In 2017 France introduced the “right to disconnect” law.  Businesses with more than 50 employees have to let their employees disconnect from email/phone/text etc. outside of normal working hours or while on vacation.  There is absolutely no coming into work on Sundays in most industries and a company can be fined if their employees are in the office.  I wonder how they will handle the trend of employees working from home.

This is a flower that Mike saw when he was on his own while I was writing the previous article.  It fascinated him so much that he took me back to see it. Like normal, the flower grows on top of the stem only then the stem continues to grow through the middle of the flower coming out the top and another flower forms at the new top.  This process continues.  So a single stem might have 3 or even 4 clusters of blooms with a foot of stem separating each cluster.  As you can see from the photo, a single plant could have more than 100 stems which almost hid our Lincoln.
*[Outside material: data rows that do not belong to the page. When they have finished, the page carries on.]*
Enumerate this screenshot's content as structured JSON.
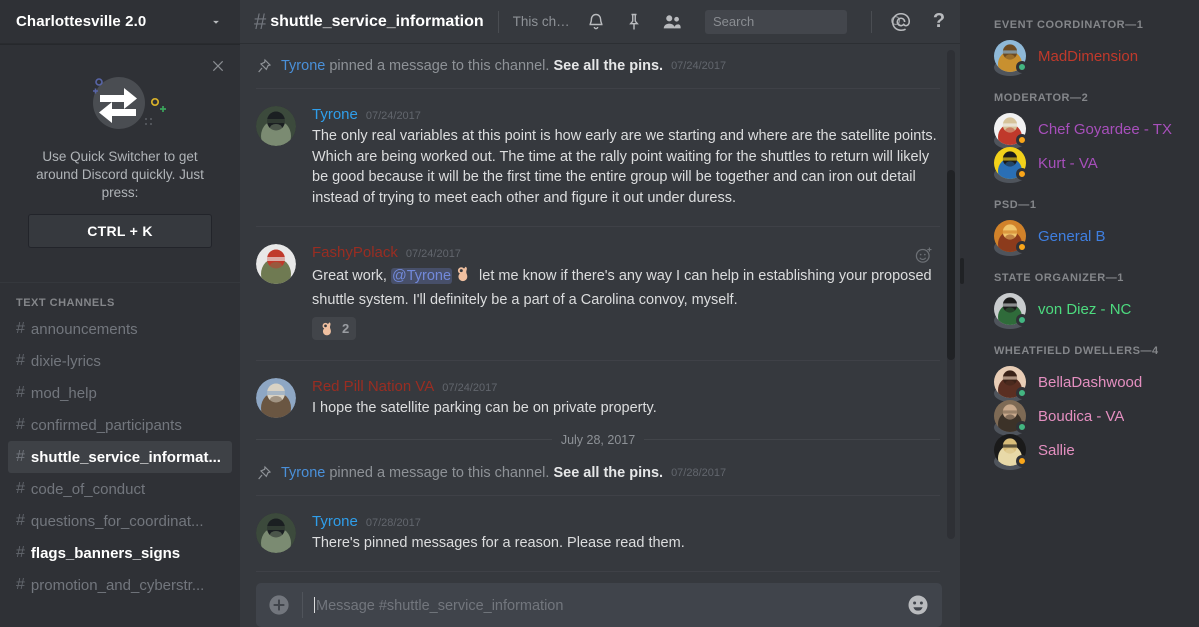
{
  "sidebar": {
    "guild_name": "Charlottesville 2.0",
    "guild_chevron_icon": "chevron-down-icon",
    "promo": {
      "close_icon": "close-icon",
      "art_icon": "quick-switcher-icon",
      "text": "Use Quick Switcher to get around Discord quickly. Just press:",
      "key_label": "CTRL + K"
    },
    "category_label": "TEXT CHANNELS",
    "channels": [
      {
        "name": "announcements",
        "state": "default"
      },
      {
        "name": "dixie-lyrics",
        "state": "default"
      },
      {
        "name": "mod_help",
        "state": "default"
      },
      {
        "name": "confirmed_participants",
        "state": "default"
      },
      {
        "name": "shuttle_service_informat...",
        "state": "active"
      },
      {
        "name": "code_of_conduct",
        "state": "default"
      },
      {
        "name": "questions_for_coordinat...",
        "state": "default"
      },
      {
        "name": "flags_banners_signs",
        "state": "unread"
      },
      {
        "name": "promotion_and_cyberstr...",
        "state": "default"
      }
    ]
  },
  "topbar": {
    "hash": "#",
    "channel_name": "shuttle_service_information",
    "topic": "This channel for is for information on th...",
    "icons": [
      {
        "name": "bell-icon"
      },
      {
        "name": "pin-icon"
      },
      {
        "name": "members-icon"
      }
    ],
    "search": {
      "placeholder": "Search",
      "value": "",
      "icon": "search-icon"
    },
    "mentions_icon": "at-icon",
    "help_icon": "help-icon"
  },
  "messages": [
    {
      "type": "system-pin",
      "icon": "pin-icon",
      "user": "Tyrone",
      "user_color": "#4a90d9",
      "text": " pinned a message to this channel. ",
      "link": "See all the pins.",
      "timestamp": "07/24/2017"
    },
    {
      "type": "message",
      "author": "Tyrone",
      "author_color": "#2f9eea",
      "timestamp": "07/24/2017",
      "avatar": "tyrone-avatar",
      "text": "The only real variables at this point is how early are we starting and where are the satellite points. Which are being worked out. The time at the rally point waiting for the shuttles to return will likely be good because it will be the first time the entire group will be together and can iron out detail instead of trying to meet each other and figure it out under duress."
    },
    {
      "type": "message-mention",
      "author": "FashyPolack",
      "author_color": "#992d22",
      "timestamp": "07/24/2017",
      "avatar": "fashypolack-avatar",
      "text_before": "Great work, ",
      "mention": "@Tyrone",
      "emoji": "ok-hand-emoji",
      "text_after": " let me know if there's any way I can help in establishing your proposed shuttle system. I'll definitely be a part of a Carolina convoy, myself.",
      "reaction": {
        "emoji": "ok-hand-emoji",
        "count": "2"
      },
      "add_reaction_icon": "add-reaction-icon"
    },
    {
      "type": "message",
      "author": "Red Pill Nation VA",
      "author_color": "#992d22",
      "timestamp": "07/24/2017",
      "avatar": "redpill-avatar",
      "text": "I hope the satellite parking can be on private property."
    },
    {
      "type": "date-divider",
      "label": "July 28, 2017"
    },
    {
      "type": "system-pin",
      "icon": "pin-icon",
      "user": "Tyrone",
      "user_color": "#4a90d9",
      "text": " pinned a message to this channel. ",
      "link": "See all the pins.",
      "timestamp": "07/28/2017"
    },
    {
      "type": "message",
      "author": "Tyrone",
      "author_color": "#2f9eea",
      "timestamp": "07/28/2017",
      "avatar": "tyrone-avatar",
      "text": "There's pinned messages for a reason. Please read them."
    }
  ],
  "composer": {
    "plus_icon": "add-attachment-icon",
    "placeholder": "Message #shuttle_service_information",
    "emoji_icon": "emoji-picker-icon"
  },
  "members": [
    {
      "group_label": "EVENT COORDINATOR—1",
      "people": [
        {
          "name": "MadDimension",
          "color": "#c0392b",
          "status": "online",
          "avatar": "maddimension-avatar"
        }
      ]
    },
    {
      "group_label": "MODERATOR—2",
      "people": [
        {
          "name": "Chef Goyardee - TX",
          "color": "#a74fbb",
          "status": "idle",
          "avatar": "chef-avatar"
        },
        {
          "name": "Kurt - VA",
          "color": "#a74fbb",
          "status": "idle",
          "avatar": "kurt-avatar"
        }
      ]
    },
    {
      "group_label": "PSD—1",
      "people": [
        {
          "name": "General B",
          "color": "#3f7fe0",
          "status": "idle",
          "avatar": "generalb-avatar"
        }
      ]
    },
    {
      "group_label": "STATE ORGANIZER—1",
      "people": [
        {
          "name": "von Diez - NC",
          "color": "#4ddb7f",
          "status": "online",
          "avatar": "vondiez-avatar"
        }
      ]
    },
    {
      "group_label": "WHEATFIELD DWELLERS—4",
      "people": [
        {
          "name": "BellaDashwood",
          "color": "#e48fc0",
          "status": "online",
          "avatar": "bella-avatar"
        },
        {
          "name": "Boudica - VA",
          "color": "#e48fc0",
          "status": "online",
          "avatar": "boudica-avatar"
        },
        {
          "name": "Sallie",
          "color": "#e48fc0",
          "status": "idle",
          "avatar": "sallie-avatar"
        }
      ]
    }
  ],
  "colors": {
    "sidebar_bg": "#2f3136",
    "main_bg": "#36393e",
    "link_blue": "#4a90d9",
    "online_green": "#43b581",
    "idle_orange": "#faa61a"
  }
}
It was so big.  This one street in France was just full of these flowers.  According to Google, Mike thinks that they are Jerusalem or Turkish sage.

As I write this, Mike and I are on our way to Barcelona.  When we got up this morning we didn’t know where we were heading.  We had found a camping place north of Barcelona much like the one we are in now and very inexpensive (10€ or $14 Cdn).  There was also a proper campground called Camping Barcelona to the northeast which was exactly the same drive time into the city and overlooked the Mediterranean.  We have an ACSI discount card that allows us to pay only 22€ or $30 Cdn per day for this campground.  We had decided that the campground with its facilities and location was well worth the difference in price.  We emailed the campground and received back a note that said, because of our size we had to take a premium spot for which the discount card could not be applied and the cost would be 43€ or $58 Cdn per night.  We thought this was a little expensive for low season given our requirements.  We hummed and hawed…..  and eventually decided “what the heck, let’s go for it this once” and decided on the campground by the Mediterranean.

We are heading to Barcelona for a couple of reasons.  One big one is that Mike badly wants a Spain sticker on our RV and the sticker doesn’t go on until the RV has camped in that country.  It has been almost 46 years since we were last in Barcelona and we have heard very good things about the city (and some not so good things about petty theft).  A more important reason than all this is that we will get to meet up again with a family that we spent the 2020/2021 winter with when Covid kept a group of us confined to Northern Croatia.  The two young girls certainly helped to keep Mike and I entertained over those winter months.  We are really looking forward to seeing all of them again in Barcelona.

Mike cycling around the Archbishop’s Palace

Editors Note:  We have just arrived at Camping Barcelona and the person who checked us in was obviously not the person who answered our email.  They have put us in a space designed for two campers and are charging us the standard discounted rate for one.  We are very pleased that we decided to give this a go. The campground overlooks the Mediterian and our site has a 16 amp 240 volt fuse, which means we can run the air conditioner and make coffee at the same time.  This is a first for us this year.